By Tandin Wangchuk
As part of their Small Grants program, Bhutan Foundation is supporting an enterprising women’s group in Chubjekha village in Paro to install rainwater harvesting system for ten households in the community.
The initiative is expected to meet part of their water needs to help the growth of agriculture in the locality.
According to the Foundation, Chubjekha village is one of the smallest communities in Paro with a population of about 200, and is one of the most water-stressed communities in the area with their primary source of water located about 6kms away.
While the community is largely supported by farming, without a reliable water supply, more than 30 acres of land are left fallow due to water scarcity.
Chubjakha Aumtshu Chithoen Tshogpa, a women’s group established in 2020, is working to help combat water scarcity and bring about meaningful changes in their community by adopting new techniques and innovative ideas.
Supported by GEF Small Grants Programme UNDP Bhutan, Bhutan Water Partnership and the Royal government of Bhutan, the roof top rain water harvesting technology will benefit around 10 households at Chubjakha Community.
Chubjakha village under Hungrel Gewog is one of the smallest villages under Paro Dzongkhag. The village is located at an altitude of 2,800 meters above the sea level and has a population of about 200people in 24 households.

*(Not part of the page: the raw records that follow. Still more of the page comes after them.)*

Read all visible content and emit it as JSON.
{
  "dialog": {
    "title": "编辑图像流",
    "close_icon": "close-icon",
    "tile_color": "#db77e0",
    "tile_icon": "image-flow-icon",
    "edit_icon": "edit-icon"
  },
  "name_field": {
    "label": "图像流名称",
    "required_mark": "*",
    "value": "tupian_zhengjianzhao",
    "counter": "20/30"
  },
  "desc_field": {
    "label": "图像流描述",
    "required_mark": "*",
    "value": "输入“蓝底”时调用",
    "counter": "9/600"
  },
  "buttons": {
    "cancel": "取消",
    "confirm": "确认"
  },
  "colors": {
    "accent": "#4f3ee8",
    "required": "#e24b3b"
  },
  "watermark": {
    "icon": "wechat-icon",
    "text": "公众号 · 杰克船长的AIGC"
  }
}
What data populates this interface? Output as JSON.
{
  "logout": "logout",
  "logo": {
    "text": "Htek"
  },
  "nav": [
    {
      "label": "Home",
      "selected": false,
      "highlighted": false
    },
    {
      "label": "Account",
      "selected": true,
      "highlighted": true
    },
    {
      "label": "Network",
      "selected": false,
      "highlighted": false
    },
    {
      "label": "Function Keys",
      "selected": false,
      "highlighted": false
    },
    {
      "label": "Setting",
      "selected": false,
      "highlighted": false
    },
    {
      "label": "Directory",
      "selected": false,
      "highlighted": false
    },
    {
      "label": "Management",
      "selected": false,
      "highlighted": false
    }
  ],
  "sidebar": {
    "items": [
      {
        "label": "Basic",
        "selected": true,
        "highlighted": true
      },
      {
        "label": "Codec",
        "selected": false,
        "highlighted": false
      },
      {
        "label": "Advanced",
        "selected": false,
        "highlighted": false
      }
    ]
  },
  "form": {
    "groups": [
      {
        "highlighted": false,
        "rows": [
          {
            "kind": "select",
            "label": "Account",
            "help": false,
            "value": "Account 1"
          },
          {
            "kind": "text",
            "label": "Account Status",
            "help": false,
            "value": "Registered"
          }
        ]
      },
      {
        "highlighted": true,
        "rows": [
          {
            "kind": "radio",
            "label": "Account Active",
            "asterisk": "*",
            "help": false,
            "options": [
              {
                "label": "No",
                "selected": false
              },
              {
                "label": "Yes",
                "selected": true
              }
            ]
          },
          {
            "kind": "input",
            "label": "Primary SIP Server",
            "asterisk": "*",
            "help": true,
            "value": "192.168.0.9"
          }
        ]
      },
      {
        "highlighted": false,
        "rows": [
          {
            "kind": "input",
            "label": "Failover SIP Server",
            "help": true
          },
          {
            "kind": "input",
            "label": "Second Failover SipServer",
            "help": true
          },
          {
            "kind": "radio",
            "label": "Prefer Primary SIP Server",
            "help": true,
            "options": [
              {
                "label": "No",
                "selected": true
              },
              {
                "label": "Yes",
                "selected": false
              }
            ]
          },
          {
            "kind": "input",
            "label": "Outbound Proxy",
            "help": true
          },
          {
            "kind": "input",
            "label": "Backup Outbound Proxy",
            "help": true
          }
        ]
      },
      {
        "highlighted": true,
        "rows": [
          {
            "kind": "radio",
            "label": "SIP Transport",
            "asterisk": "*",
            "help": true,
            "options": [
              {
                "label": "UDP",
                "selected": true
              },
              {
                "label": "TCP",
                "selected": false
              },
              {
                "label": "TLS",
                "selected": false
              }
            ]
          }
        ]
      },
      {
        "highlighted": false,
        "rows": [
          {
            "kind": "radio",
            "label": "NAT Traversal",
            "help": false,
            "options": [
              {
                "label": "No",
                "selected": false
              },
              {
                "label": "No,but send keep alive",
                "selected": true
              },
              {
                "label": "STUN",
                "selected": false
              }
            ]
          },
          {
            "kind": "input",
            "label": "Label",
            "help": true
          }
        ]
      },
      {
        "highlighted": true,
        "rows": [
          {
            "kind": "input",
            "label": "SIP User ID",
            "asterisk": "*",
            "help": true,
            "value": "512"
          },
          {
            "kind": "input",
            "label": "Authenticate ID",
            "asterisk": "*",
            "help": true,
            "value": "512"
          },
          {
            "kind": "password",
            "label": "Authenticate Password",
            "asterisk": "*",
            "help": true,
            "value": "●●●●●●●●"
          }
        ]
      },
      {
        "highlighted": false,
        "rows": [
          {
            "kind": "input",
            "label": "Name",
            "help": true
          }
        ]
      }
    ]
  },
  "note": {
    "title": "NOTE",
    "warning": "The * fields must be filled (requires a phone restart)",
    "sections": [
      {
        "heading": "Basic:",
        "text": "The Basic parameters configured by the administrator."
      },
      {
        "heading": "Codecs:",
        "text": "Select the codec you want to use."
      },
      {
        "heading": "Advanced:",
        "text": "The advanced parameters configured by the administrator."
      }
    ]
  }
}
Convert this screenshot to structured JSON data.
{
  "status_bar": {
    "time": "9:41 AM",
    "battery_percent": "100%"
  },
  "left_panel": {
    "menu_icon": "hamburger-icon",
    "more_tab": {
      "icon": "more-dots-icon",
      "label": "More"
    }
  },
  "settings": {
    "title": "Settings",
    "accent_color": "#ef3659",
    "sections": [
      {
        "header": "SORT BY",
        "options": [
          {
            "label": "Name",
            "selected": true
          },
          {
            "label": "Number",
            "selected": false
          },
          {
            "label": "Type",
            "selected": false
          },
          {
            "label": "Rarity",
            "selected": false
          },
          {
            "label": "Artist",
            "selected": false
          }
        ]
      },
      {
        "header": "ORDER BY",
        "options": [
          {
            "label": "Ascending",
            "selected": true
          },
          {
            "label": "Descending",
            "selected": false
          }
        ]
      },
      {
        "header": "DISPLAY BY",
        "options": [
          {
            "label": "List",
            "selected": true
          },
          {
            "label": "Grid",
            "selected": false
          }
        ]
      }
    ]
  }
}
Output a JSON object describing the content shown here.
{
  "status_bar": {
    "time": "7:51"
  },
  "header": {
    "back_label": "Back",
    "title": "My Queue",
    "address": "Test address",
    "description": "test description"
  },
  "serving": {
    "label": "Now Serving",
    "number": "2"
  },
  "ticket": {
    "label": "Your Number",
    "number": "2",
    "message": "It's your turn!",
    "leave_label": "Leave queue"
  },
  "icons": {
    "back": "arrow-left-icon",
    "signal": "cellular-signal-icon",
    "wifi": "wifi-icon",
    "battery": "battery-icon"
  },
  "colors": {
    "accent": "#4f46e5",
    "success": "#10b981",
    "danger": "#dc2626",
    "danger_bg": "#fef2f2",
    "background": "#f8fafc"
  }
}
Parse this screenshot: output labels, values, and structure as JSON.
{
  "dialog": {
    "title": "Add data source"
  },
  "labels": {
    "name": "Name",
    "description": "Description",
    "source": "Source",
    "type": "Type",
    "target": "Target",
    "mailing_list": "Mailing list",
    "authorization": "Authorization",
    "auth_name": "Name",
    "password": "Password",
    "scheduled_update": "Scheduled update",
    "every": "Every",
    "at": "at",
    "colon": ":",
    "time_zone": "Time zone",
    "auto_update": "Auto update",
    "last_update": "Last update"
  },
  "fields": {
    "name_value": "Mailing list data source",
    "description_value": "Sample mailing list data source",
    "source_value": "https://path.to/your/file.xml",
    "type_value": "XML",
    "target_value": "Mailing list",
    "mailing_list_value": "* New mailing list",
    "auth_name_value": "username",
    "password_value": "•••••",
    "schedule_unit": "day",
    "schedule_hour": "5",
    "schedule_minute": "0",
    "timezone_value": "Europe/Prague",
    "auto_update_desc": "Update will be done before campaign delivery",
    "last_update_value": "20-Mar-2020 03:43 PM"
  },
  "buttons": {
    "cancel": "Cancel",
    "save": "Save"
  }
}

Currently, there are about 10 households who live in the village while the rest of the households come there seasonally. Poor access to water, human wildlife conflict, poor access to market among others are some of the reasons why people do not live there regularly.
Earlier in July a similar program, attaining food self-sufficiency for women through Organic farming during COVID-19 situation in Chubjekha, was launched in the community.
It was expected that the initiative will focus on working towards attaining food self-sufficiency and improve livelihood of the community through organic farming, promotion of conducive organic agriculture practice, increase farm production through reduce depredation of crops by wildlife, establish rainwater harvesting and build the local capacity in organic farming and land management.
This project on ‘attaining food self-sufficiency for women through Organic farming during COVID-19 situation in Chubjekha’ is funded by GEF Small Grants ProgrammeUNDP Bhutan implemented in partnership with Royal Government of Bhutan.
Chubjakha community owns a total of 50.922 acres of dryland, of which only 20.393 acres are currently under cultivation and more than 30 acres of land are left fallow due to multiple issues such as competition for water from the neighbouring villages, human wildlife conflicts and poor access to the farm products.
In the past farmers were heavily dependent on the orchard (apple) for their livelihood, however due to non-availability of water and pest infestation, the yield from the orchard has dropped drastically over the years, therefore community members are already reconsidering their dependence on orchard.
In June, the women group initiated a 5-kilometers electric fencing that will benefit all the 24 households in safeguarding their crops and orchards from wildlife attacks. With the installation the group said the community members will embrace 100% harvest of their farm produces.
All these activities in the community is being funded by GEF Small Grants Programme UNDP Bhutan and is implemented in partnership with Royal Government of Bhutan and key stakeholders like Bhutan Foundation.
The initiative of Bhutan Foundation is part of their small grants’ program, and the Foundation also focuses in building Bhutanese professionals’ capacity while supporting the work of government and civil society partners among others.
According to the Foundation the Small Grants Program is a program that supports a diverse range of initiatives with a shorter timeframe and a smaller budget for immediate and emerging needs.
This program supports local projects to enhance the Foundation’s relationships with partners as well as ad-hoc programs of interest having limited time for fundraising. It also provides a platform to explore possibilities of venturing into new long-term core programs for the Foundation. Small Grants enable the Foundation to support programs beyond our core program areas.
Further, the Small Grants’ support enables the Foundation to support a greater number of programs with the funds available. The Foundation annually supports about three to four projects through this funding. The first small grant was launched in 2014.
Chubjakha Aumtshu Chithoen Tshogpa was founded in 2020 by a group of aspiring young women of the community. The nine-member group is managed by the community women.
The group is supported by GEF-Small Grants Programme UNDP Bhutan implemented in partnership with Royal Government of Bhutan, the group is currently working on a project ‘attaining food self-sufficiency for women through Organic farming during COVID-19 situation in Chubjekha.
The voluntary women’s group will also focus on working towards attaining food self-sufficiency and improve livelihood of the community through organic farming, increase farm production through reduce depredation of crops by wildlife, establish rain-water harvesting and build the local capacity in organic farming and land management as some of their mandates.